The Best Interest for All Concerned
Engineer A is the newest member of an environmental engineering firm in a small southwestern city. The firm is the newest and smallest in the city and has difficulty obtaining work. The situation has become so desperate that the company is struggling for survival and has been extending itself beyond its resources to avoid layoffs. The other firms are not hiring, and given the seniority policy of the company. Engineer A realizes he would be the first to be laid off.
Being new to the area, Engineer A is appalled at the dismal sanity conditions in some of the poorer parts of the city, especially the absence of a sewerage system. The failed seepage fields of the on-site wastewater disposal systems are clearly creating a public health hazard. Much of the outlying region depends on groundwater for a drinking water supply, and Engineer A recognizes that the groundwater is being steadily and irreversibly polluted by the inadequate waste disposal.
The city is now considering installing a sewerage system in the poorer neighbourhoods, and Engineer A is asked to write a technical and cost proposal for the firm in response to the city’s request for proposals. After submitting the draft to the firm’s president, Engineer A is called into the President’s office, where he was told to cut his proposal by roughly $300,000.
Engineer A refused saying that the cost was the absolute minimum. The President reveals that he had spoken to the mayor, who is currently in the last stages of his campaign for reelection. The mayor needs funds in order to bring out the votes. The mayor’s opponent has been opposed to the sewerage system because, he says, building and maintaining it would necessitate an increase in city taxes. The timing is critical. Whoever wins will decide on the project.
The President reveals that after much painful thought he has privately arranged for a large contribution to reach the mayor’s campaign fund. In exchange, the mayor has instructed the President how to write the proposal so it will be accepted by the city board with no challenge. Both the mayor and President know there will be cost overruns after the project has begun, but they have agreed to a mechanism for covering these additional costs. The mayor knows that if the firm does the project, it will be done well and will not cost the city much more than if one of the firms handles it. The mayor also strongly believes the city is better off with as many engineering firms as possible, and thus wants to see the firm stays in business.

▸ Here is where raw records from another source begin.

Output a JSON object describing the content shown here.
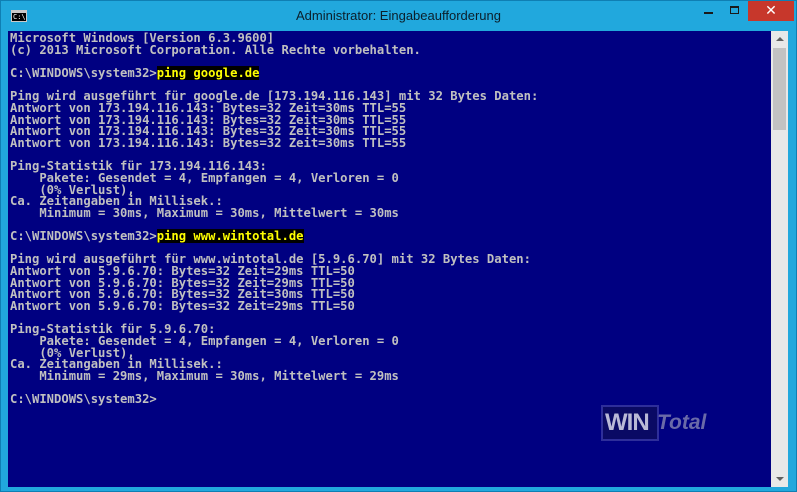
{
  "window": {
    "title": "Administrator: Eingabeaufforderung",
    "icon_label": "C:\\",
    "close_glyph": "✕"
  },
  "console": {
    "lines": [
      {
        "text": "Microsoft Windows [Version 6.3.9600]"
      },
      {
        "text": "(c) 2013 Microsoft Corporation. Alle Rechte vorbehalten."
      },
      {
        "text": ""
      },
      {
        "prompt": "C:\\WINDOWS\\system32>",
        "command": "ping google.de"
      },
      {
        "text": ""
      },
      {
        "text": "Ping wird ausgeführt für google.de [173.194.116.143] mit 32 Bytes Daten:"
      },
      {
        "text": "Antwort von 173.194.116.143: Bytes=32 Zeit=30ms TTL=55"
      },
      {
        "text": "Antwort von 173.194.116.143: Bytes=32 Zeit=30ms TTL=55"
      },
      {
        "text": "Antwort von 173.194.116.143: Bytes=32 Zeit=30ms TTL=55"
      },
      {
        "text": "Antwort von 173.194.116.143: Bytes=32 Zeit=30ms TTL=55"
      },
      {
        "text": ""
      },
      {
        "text": "Ping-Statistik für 173.194.116.143:"
      },
      {
        "text": "    Pakete: Gesendet = 4, Empfangen = 4, Verloren = 0"
      },
      {
        "text": "    (0% Verlust),"
      },
      {
        "text": "Ca. Zeitangaben in Millisek.:"
      },
      {
        "text": "    Minimum = 30ms, Maximum = 30ms, Mittelwert = 30ms"
      },
      {
        "text": ""
      },
      {
        "prompt": "C:\\WINDOWS\\system32>",
        "command": "ping www.wintotal.de"
      },
      {
        "text": ""
      },
      {
        "text": "Ping wird ausgeführt für www.wintotal.de [5.9.6.70] mit 32 Bytes Daten:"
      },
      {
        "text": "Antwort von 5.9.6.70: Bytes=32 Zeit=29ms TTL=50"
      },
      {
        "text": "Antwort von 5.9.6.70: Bytes=32 Zeit=29ms TTL=50"
      },
      {
        "text": "Antwort von 5.9.6.70: Bytes=32 Zeit=30ms TTL=50"
      },
      {
        "text": "Antwort von 5.9.6.70: Bytes=32 Zeit=29ms TTL=50"
      },
      {
        "text": ""
      },
      {
        "text": "Ping-Statistik für 5.9.6.70:"
      },
      {
        "text": "    Pakete: Gesendet = 4, Empfangen = 4, Verloren = 0"
      },
      {
        "text": "    (0% Verlust),"
      },
      {
        "text": "Ca. Zeitangaben in Millisek.:"
      },
      {
        "text": "    Minimum = 29ms, Maximum = 30ms, Mittelwert = 29ms"
      },
      {
        "text": ""
      },
      {
        "prompt": "C:\\WINDOWS\\system32>",
        "command": ""
      }
    ]
  },
  "watermark": {
    "part1": "WIN",
    "part2": "Total"
  },
  "colors": {
    "console_bg": "#000081",
    "console_text": "#c0c0c0",
    "command_highlight": "#ffff00",
    "titlebar": "#21a8dd",
    "close_button": "#c7372b"
  }
}
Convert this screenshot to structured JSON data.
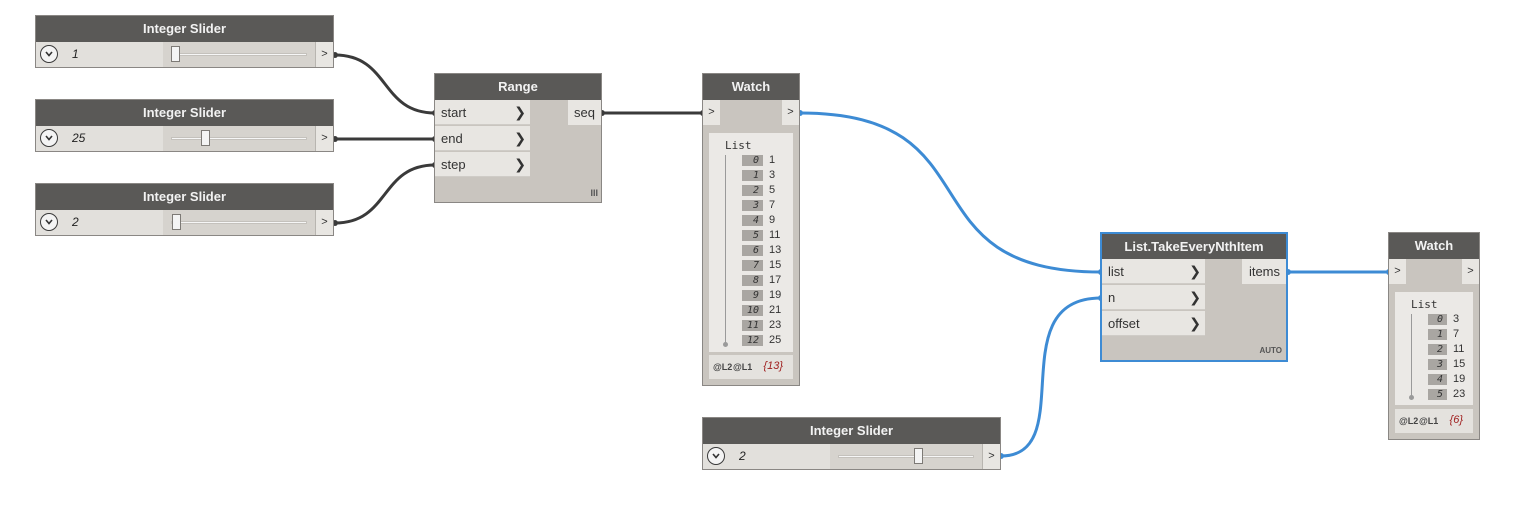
{
  "wire_colors": {
    "dark": "#3a3a3a",
    "selected": "#3d8bd4"
  },
  "sliders": [
    {
      "title": "Integer Slider",
      "value": "1",
      "output": ">",
      "level": 0.0
    },
    {
      "title": "Integer Slider",
      "value": "25",
      "output": ">",
      "level": 0.24
    },
    {
      "title": "Integer Slider",
      "value": "2",
      "output": ">",
      "level": 0.01
    },
    {
      "title": "Integer Slider",
      "value": "2",
      "output": ">",
      "level": 0.6
    }
  ],
  "range": {
    "title": "Range",
    "inputs": [
      "start",
      "end",
      "step"
    ],
    "output": "seq",
    "lacing": "III"
  },
  "watch1": {
    "title": "Watch",
    "in": ">",
    "out": ">",
    "list_label": "List",
    "items": [
      {
        "i": "0",
        "v": "1"
      },
      {
        "i": "1",
        "v": "3"
      },
      {
        "i": "2",
        "v": "5"
      },
      {
        "i": "3",
        "v": "7"
      },
      {
        "i": "4",
        "v": "9"
      },
      {
        "i": "5",
        "v": "11"
      },
      {
        "i": "6",
        "v": "13"
      },
      {
        "i": "7",
        "v": "15"
      },
      {
        "i": "8",
        "v": "17"
      },
      {
        "i": "9",
        "v": "19"
      },
      {
        "i": "10",
        "v": "21"
      },
      {
        "i": "11",
        "v": "23"
      },
      {
        "i": "12",
        "v": "25"
      }
    ],
    "levels": [
      "@L2",
      "@L1"
    ],
    "count": "{13}"
  },
  "take": {
    "title": "List.TakeEveryNthItem",
    "inputs": [
      "list",
      "n",
      "offset"
    ],
    "output": "items",
    "lacing": "AUTO"
  },
  "watch2": {
    "title": "Watch",
    "in": ">",
    "out": ">",
    "list_label": "List",
    "items": [
      {
        "i": "0",
        "v": "3"
      },
      {
        "i": "1",
        "v": "7"
      },
      {
        "i": "2",
        "v": "11"
      },
      {
        "i": "3",
        "v": "15"
      },
      {
        "i": "4",
        "v": "19"
      },
      {
        "i": "5",
        "v": "23"
      }
    ],
    "levels": [
      "@L2",
      "@L1"
    ],
    "count": "{6}"
  }
}
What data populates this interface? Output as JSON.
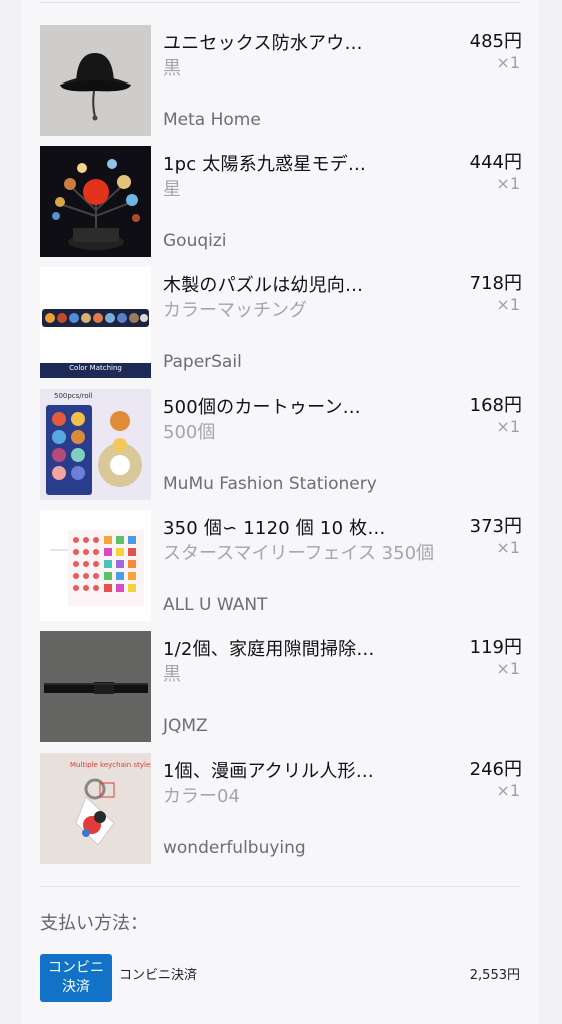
{
  "items": [
    {
      "title": "ユニセックス防水アウ…",
      "variant": "黒",
      "price": "485円",
      "qty": "×1",
      "store": "Meta Home",
      "image": "black-bucket-hat"
    },
    {
      "title": "1pc 太陽系九惑星モデ…",
      "variant": "星",
      "price": "444円",
      "qty": "×1",
      "store": "Gouqizi",
      "image": "solar-system-model"
    },
    {
      "title": "木製のパズルは幼児向…",
      "variant": "カラーマッチング",
      "price": "718円",
      "qty": "×1",
      "store": "PaperSail",
      "image": "planet-puzzle",
      "image_text": "Color Matching"
    },
    {
      "title": "500個のカートゥーン…",
      "variant": "500個",
      "price": "168円",
      "qty": "×1",
      "store": "MuMu Fashion Stationery",
      "image": "planet-sticker-roll",
      "image_text": "500pcs/roll"
    },
    {
      "title": "350 個∽ 1120 個 10 枚…",
      "variant": "スタースマイリーフェイス 350個",
      "price": "373円",
      "qty": "×1",
      "store": "ALL U WANT",
      "image": "star-sticker-sheets"
    },
    {
      "title": "1/2個、家庭用隙間掃除…",
      "variant": "黒",
      "price": "119円",
      "qty": "×1",
      "store": "JQMZ",
      "image": "gap-cleaning-strip"
    },
    {
      "title": "1個、漫画アクリル人形…",
      "variant": "カラー04",
      "price": "246円",
      "qty": "×1",
      "store": "wonderfulbuying",
      "image": "acrylic-keychain",
      "image_text": "Multiple keychain styles random"
    }
  ],
  "payment": {
    "label": "支払い方法：",
    "badge_line1": "コンビニ",
    "badge_line2": "決済",
    "name": "コンビニ決済",
    "amount": "2,553円",
    "badge_color": "#1272c8"
  }
}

The President also reiterates that if Engineer A refuses to alter the proposal, he is prepared to do it himself. If the firm does not get the contract, there is every reason to believe not only that Engineer A will lose his job, but that the firm will soon go out of business. If the incumbent mayor loses, there will be no sewerage system at all and the deplorable environmental conditions will continue.
Should Engineer A go along with the plan and revise the proposal? Discuss on the ethical issues involved.